Discover Northern Delaware

Greenway Trail

This 7.2-mile trail provides a unique and spectacular view of some of New Castle County’s recreational treasures, including Alapocas Run State Park, Bellevue State Park, Rockwood Park and Bringhurst Woods Park. Walk, run or ride it. Visit DelawareGreenways.org.

Hike White Clay Creek State Park

It’s tucked away as a refuge from the hustle and bustle of New Castle County, and even though it’s not exactly Yellowstone, you can get exercise while enjoying nature at White Clay Creek Park. There are nine trails, totaling 37 miles, that range from easy to moderate. Visit destateparks.com/FieldsStreams/WhiteClayCreek.

Two Car-Free Rides
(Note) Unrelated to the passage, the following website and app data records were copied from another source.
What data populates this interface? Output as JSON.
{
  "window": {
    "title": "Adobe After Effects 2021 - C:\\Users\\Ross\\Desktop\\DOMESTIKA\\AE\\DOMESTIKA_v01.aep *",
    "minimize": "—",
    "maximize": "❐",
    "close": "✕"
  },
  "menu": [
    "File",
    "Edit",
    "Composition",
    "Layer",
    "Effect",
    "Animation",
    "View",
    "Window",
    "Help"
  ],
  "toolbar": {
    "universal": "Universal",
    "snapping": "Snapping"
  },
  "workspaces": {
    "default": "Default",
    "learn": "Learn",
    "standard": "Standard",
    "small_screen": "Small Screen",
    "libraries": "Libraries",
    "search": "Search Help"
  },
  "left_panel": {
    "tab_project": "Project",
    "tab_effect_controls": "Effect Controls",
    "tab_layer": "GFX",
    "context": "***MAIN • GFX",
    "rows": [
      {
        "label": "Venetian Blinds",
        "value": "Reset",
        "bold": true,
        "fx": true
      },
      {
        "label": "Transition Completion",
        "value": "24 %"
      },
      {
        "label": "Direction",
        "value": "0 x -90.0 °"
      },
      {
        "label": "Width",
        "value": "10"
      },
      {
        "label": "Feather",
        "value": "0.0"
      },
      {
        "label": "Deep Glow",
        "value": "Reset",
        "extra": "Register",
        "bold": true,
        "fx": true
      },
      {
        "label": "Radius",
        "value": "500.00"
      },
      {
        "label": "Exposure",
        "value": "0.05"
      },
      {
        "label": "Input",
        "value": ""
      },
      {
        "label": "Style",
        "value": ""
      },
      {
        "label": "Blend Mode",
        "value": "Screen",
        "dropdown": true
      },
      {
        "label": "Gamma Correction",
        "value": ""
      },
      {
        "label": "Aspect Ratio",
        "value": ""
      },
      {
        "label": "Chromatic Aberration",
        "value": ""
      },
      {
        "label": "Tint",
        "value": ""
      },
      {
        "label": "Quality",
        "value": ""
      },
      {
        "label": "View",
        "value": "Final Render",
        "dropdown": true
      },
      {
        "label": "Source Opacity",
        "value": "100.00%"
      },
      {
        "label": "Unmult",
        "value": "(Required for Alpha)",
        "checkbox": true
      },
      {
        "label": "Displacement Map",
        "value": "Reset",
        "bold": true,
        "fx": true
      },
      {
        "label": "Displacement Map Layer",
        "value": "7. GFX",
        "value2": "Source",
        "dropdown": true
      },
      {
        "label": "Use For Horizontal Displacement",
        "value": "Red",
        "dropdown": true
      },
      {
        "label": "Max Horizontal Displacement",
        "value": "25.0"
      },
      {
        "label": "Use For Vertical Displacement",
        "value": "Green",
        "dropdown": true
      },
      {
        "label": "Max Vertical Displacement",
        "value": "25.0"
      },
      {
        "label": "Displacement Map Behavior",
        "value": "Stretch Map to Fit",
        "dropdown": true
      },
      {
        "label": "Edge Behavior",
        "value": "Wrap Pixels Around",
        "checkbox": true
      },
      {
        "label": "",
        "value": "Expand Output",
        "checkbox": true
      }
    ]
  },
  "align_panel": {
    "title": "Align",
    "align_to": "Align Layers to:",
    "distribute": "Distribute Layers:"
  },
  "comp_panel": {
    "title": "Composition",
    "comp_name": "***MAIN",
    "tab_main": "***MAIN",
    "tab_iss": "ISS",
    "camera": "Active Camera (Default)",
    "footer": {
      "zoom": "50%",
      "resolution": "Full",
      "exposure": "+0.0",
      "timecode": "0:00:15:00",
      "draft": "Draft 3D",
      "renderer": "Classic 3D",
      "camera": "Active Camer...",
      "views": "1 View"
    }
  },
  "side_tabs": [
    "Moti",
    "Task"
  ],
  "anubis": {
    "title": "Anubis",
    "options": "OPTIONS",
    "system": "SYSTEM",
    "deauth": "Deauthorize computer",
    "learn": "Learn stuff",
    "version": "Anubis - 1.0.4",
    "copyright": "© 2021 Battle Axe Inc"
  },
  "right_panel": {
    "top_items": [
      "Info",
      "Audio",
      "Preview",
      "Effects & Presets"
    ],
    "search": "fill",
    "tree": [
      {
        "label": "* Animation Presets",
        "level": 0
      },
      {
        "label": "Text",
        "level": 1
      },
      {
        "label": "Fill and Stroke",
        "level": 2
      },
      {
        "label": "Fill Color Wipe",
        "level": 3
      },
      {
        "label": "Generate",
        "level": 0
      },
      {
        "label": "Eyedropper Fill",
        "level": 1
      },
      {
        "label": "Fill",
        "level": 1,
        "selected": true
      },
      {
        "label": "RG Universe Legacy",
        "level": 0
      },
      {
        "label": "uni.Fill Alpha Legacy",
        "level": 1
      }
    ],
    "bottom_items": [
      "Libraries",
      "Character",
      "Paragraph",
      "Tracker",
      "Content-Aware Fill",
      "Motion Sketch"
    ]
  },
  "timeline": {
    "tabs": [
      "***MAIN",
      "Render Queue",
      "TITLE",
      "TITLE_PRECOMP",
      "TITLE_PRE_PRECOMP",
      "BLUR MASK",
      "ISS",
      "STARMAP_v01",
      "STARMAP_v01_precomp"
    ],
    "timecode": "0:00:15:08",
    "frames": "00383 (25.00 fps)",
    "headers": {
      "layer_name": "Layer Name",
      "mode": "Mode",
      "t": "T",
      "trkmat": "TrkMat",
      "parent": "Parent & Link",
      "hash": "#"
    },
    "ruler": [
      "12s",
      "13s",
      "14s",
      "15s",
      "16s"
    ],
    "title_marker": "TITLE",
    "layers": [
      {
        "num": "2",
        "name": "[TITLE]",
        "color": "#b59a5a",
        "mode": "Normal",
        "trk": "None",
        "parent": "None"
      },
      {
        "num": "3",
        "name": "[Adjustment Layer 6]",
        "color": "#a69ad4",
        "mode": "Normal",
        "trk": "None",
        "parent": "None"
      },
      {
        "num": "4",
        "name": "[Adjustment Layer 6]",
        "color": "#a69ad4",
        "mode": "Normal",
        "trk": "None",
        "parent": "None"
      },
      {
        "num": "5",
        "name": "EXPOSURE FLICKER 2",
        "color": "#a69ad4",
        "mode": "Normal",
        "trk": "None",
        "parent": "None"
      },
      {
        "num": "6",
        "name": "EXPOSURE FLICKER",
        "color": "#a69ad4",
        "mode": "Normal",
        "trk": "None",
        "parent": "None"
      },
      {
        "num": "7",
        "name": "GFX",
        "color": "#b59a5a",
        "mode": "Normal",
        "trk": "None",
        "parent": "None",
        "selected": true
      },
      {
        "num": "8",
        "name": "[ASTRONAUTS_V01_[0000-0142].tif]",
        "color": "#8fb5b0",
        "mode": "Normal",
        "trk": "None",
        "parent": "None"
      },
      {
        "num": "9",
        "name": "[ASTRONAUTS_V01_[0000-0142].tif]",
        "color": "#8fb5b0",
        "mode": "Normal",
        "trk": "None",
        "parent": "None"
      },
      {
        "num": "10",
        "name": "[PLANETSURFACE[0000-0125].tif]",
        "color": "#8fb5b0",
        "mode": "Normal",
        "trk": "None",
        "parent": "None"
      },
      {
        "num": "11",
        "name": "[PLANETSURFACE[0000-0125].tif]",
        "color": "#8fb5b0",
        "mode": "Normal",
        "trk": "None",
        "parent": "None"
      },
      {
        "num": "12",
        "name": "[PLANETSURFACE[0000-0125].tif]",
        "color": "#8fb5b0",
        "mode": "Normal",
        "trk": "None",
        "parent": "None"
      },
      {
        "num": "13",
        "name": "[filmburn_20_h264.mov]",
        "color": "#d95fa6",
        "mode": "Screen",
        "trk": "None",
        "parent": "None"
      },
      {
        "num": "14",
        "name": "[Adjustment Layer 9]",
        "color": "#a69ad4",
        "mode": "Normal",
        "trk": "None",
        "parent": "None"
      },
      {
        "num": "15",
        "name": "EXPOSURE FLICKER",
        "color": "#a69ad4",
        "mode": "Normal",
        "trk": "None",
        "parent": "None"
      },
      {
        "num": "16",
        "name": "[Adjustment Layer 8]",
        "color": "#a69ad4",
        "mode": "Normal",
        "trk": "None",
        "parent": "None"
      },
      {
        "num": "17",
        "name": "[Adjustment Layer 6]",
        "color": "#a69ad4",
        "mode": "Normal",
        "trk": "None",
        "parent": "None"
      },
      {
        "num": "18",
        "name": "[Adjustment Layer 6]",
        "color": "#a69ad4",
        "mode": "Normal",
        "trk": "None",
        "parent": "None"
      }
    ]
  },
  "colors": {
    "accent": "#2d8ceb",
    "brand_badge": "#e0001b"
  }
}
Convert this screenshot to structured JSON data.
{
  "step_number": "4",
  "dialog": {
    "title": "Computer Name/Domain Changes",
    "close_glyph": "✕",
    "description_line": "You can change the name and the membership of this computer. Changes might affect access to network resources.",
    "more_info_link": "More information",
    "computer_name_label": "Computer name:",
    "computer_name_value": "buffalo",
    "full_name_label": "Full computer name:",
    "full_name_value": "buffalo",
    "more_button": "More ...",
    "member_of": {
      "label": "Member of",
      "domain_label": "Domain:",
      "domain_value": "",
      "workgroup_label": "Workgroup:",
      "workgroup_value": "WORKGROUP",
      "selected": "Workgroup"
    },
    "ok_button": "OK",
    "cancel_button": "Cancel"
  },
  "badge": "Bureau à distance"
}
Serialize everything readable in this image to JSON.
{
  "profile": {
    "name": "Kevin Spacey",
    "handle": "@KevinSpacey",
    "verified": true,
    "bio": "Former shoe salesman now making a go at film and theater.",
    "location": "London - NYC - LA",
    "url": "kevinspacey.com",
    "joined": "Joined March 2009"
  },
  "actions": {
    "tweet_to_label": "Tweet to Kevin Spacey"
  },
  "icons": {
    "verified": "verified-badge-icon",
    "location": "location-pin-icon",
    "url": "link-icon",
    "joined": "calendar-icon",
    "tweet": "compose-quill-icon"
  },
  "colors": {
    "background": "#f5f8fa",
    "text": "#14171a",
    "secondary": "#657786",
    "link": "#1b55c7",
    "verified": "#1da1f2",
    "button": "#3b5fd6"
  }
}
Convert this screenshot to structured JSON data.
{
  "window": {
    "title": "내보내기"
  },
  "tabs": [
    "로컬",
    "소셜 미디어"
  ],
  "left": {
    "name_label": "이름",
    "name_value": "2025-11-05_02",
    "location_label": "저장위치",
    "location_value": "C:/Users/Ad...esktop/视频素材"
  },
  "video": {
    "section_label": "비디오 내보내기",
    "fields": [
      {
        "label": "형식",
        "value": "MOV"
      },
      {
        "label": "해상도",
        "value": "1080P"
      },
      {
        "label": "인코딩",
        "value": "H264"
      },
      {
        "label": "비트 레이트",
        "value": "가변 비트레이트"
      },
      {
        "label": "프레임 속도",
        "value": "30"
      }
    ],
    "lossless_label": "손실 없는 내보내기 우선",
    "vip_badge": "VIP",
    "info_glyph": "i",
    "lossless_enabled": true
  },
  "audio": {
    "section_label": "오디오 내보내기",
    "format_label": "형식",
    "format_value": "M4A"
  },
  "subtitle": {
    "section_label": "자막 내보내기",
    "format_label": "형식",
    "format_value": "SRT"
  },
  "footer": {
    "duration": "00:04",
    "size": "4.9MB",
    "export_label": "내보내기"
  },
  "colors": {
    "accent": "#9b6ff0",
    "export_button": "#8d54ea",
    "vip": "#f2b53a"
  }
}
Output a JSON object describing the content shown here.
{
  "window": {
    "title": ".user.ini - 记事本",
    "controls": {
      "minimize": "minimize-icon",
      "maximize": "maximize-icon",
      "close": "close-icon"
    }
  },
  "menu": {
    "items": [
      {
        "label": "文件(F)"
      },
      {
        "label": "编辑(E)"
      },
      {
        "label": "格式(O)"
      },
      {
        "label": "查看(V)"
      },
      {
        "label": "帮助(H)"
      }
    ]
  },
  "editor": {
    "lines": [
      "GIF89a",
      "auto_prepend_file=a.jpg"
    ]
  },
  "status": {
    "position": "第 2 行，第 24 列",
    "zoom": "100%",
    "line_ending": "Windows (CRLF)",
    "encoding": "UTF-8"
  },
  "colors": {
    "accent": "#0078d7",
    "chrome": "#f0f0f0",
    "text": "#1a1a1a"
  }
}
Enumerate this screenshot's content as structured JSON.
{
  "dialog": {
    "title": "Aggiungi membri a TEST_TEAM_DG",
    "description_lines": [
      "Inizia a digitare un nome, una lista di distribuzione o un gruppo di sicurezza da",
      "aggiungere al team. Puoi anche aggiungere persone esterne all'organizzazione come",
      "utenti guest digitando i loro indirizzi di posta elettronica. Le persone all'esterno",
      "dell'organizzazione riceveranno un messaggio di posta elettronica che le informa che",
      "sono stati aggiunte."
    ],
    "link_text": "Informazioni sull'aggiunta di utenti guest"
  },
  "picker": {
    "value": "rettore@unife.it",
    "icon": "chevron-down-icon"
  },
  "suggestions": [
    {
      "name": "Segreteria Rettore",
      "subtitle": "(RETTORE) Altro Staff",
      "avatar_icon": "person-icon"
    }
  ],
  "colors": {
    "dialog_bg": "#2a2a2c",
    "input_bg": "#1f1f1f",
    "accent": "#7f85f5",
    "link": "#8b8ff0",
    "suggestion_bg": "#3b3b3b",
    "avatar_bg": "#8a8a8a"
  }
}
U.S. participation in bicycling has increased by nearly 10 million over the past decade. That number would no doubt increase by millions more if not for one barrier: being on roads with cars. That is why the proliferation of dedicated bike/pedestrian trails in New Castle County is such a positive development for those of us who like a good (and safe) bike ride. We highly recommend two trails in particular: the Markell Trail (7.9 miles from Wilmington’s Riverfront to Historic New Castle) and the Mike Castle Trail (12 miles from Delaware City to the Delaware-Maryland state line; 14 miles if you add Maryland’s Ben Cardin Trail, which takes you to Chesapeake City). For a complete list of trails, visit DelawareGreenways.org.

So, what do you think? Please comment below.